Two days before the parties were married in February, 2011, they executed a prenuptial agreement. In it the wife accepted an agreed-upon maintenance provision. The husband commenced a divorce action in 2019. The wife counterclaimed, seeking an award of maintenance and a judgment setting aside the agreement as invalid.
The husband moved for summary judgment requesting the court deem the agreement valid. The wife opposed the husband’s motion and cross-moved for an award of temporary maintenance and counsel fees. Acting Clinton County Supreme Court Justice Keith M. Bruno partially granted the husband’s motion and dismissed the wife’s second counterclaim disputing the validity of the agreement. Justice Bruno also denied her cross-motion seeking temporary maintenance.
In its June 9, 2022 decision in Spiegel v. Spiegel, the Appellate Division, Third Department, reversed, finding various issues of fact raised by the circumstances surrounding the execution of the agreement that precluded an award of summary judgment. The Court reported the wife’s allegations concerning the husband’s controlling conduct leading to the execution of the prenuptial agreement. The Court concluded:
We find that the foregoing facts, if established, raise issues concerning whether the wife was meaningfully represented during the abbreviated negotiations, and also raise an inference that the husband did not intend on engaging in a good faith negotiation of the agreement from the outset, which, if true, would be sufficient to establish overreaching on his part.
The Court also found that the wife was improperly denied temporary maintenance, invalidating the maintenance provision of the agreement for failing to comply with the requirements of Domestic Relations Law former §236(B)(5-a)(f).
At the time that the parties entered into the agreement in February, 2011, former Domestic Relations Law §236(B)(5-a)(f) required that any agreement concerning temporary maintenance in which the parties deviated from the presumptive formula award was required to include language advising the parties of the amount of that award.
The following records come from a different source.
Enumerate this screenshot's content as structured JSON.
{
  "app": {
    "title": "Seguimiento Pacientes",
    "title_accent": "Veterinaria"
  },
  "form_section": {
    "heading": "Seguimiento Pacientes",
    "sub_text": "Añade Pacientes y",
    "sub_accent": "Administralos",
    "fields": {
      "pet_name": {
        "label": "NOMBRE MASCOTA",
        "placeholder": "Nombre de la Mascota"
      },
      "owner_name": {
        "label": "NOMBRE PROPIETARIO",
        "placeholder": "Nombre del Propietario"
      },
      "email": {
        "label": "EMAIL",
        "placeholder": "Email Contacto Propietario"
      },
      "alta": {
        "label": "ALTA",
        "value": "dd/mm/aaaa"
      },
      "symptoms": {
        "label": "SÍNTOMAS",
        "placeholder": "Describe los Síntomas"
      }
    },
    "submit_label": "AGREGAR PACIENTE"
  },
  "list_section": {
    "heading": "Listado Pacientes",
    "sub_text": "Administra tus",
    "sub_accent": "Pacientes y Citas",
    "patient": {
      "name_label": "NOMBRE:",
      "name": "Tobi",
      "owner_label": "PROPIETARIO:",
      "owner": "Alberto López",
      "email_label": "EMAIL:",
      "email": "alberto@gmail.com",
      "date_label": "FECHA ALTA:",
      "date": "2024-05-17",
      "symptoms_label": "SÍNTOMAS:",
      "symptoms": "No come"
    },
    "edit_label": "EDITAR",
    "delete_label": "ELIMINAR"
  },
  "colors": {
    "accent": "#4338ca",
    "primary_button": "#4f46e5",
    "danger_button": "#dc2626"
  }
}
Further the agreement was required to include the reasons that the parties had deviated from the payment of that amount. In the regard, the language was “virtually identical” to similar provisions governing agreements for child support. The Court noted that in those cases, the failure to include the “’statutory catechisms’” rendered the support provision invalid.
Here, the parties’ agreement clearly deviated from the presumptive award of temporary maintenance, and the maintenance provision in the agreement failed to provide a calculation of the presumptive award or any reasoning for deviating from same at a time when Domestic Relations Law former § 236 (B) (5-a) (f) required such language. [No such language was present concerning agreements for post-divorce maintenance.]
Moreover, because the calculation in the agreement was intended to substitute for any potential maintenance award, “both temporary and permanent,” the entirety of the provision had to be vacated.
Note: Effective October 10, 2010, some four months before the Spiegel’s entered their agreement and married, Domestic Relations Law §236(B)(5-a)(f) was enacted by the 2010 Laws of NY, ch. 371, to provide:
f. A validly executed agreement or stipulation voluntarily entered into between the parties in an action commenced after the effective date of this subdivision presented to the court for incorporation in an order shall include a provision stating that the parties have been advised of the provisions of this subdivision, and that the presumptive award provided for therein results in the correct amount of temporary maintenance. in the event that such agreement or stipulation deviates from the presumptive award of temporary maintenance, the agreement or stipulation must specify the amount that such presumptive award of temporary maintenance would have been and the reason or reasons that such agreement or stipulation does not provide for payment of that amount. such provision may not be waived by either party or counsel. nothing contained in this subdivision shall be construed to alter the rights of the parties to voluntarily enter into validly executed agreements or stipulations which deviate from the presumptive award of temporary maintenance provided such agreements or stipulations comply with the provisions of this subdivision. the court shall, however, retain discretion with respect to temporary, and post-divorce maintenance awards pursuant to this section. any court order incorporating a validly executed agreement or stipulation which deviates from the presumptive award of temporary maintenance shall set forth the court’s reasons for such deviation.
That provision was effectively repealed by the 2015 Laws of NY, ch. 269, effective January 23, 2016, that modified the temporary maintenance formula and introduced the formula for post-divorce maintenance awards. As of then, there has been no provision mandating a C.S.S.A.-like recitation concerning maintenance, whether temporary or permanent.